[Dataset excerpts]:
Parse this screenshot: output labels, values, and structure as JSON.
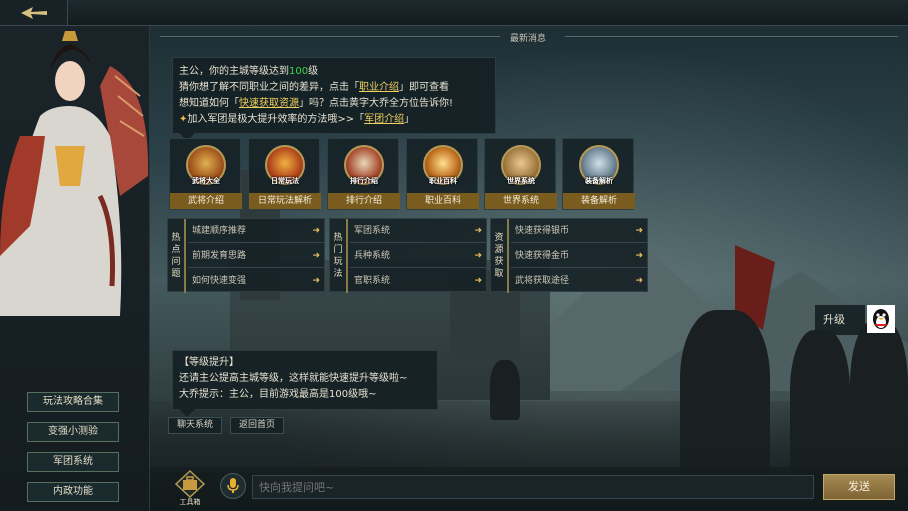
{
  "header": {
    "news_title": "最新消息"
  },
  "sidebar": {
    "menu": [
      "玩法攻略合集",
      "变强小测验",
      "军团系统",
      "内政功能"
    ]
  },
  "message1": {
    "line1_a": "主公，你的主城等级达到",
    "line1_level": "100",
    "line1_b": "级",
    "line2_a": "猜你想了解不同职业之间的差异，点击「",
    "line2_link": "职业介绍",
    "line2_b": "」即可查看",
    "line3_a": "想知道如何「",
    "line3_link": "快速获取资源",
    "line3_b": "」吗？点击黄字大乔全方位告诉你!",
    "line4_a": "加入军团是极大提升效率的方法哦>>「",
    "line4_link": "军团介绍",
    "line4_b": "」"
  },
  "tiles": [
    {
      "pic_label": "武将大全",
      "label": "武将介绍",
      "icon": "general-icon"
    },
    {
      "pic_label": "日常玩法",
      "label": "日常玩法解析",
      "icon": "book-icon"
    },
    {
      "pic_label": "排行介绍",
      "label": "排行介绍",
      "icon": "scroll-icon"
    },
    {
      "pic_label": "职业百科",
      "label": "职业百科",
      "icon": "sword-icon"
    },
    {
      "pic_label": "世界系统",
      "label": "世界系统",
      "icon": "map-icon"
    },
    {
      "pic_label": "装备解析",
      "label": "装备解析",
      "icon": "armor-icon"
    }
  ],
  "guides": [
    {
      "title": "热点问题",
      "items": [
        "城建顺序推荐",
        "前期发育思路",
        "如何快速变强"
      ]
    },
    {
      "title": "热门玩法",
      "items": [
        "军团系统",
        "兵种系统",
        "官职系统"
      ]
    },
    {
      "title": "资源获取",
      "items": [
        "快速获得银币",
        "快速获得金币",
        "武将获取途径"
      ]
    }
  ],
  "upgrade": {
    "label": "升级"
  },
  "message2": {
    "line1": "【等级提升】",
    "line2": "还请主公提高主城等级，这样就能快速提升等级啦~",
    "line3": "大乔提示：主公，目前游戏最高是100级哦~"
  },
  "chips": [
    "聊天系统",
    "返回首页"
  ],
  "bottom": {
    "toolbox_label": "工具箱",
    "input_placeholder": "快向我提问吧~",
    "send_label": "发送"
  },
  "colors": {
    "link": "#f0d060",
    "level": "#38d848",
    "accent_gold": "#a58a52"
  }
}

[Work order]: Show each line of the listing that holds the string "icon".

[Response to this task]:
      "icon": "general-icon"
      "icon": "book-icon"
      "icon": "scroll-icon"
      "icon": "sword-icon"
      "icon": "map-icon"
      "icon": "armor-icon"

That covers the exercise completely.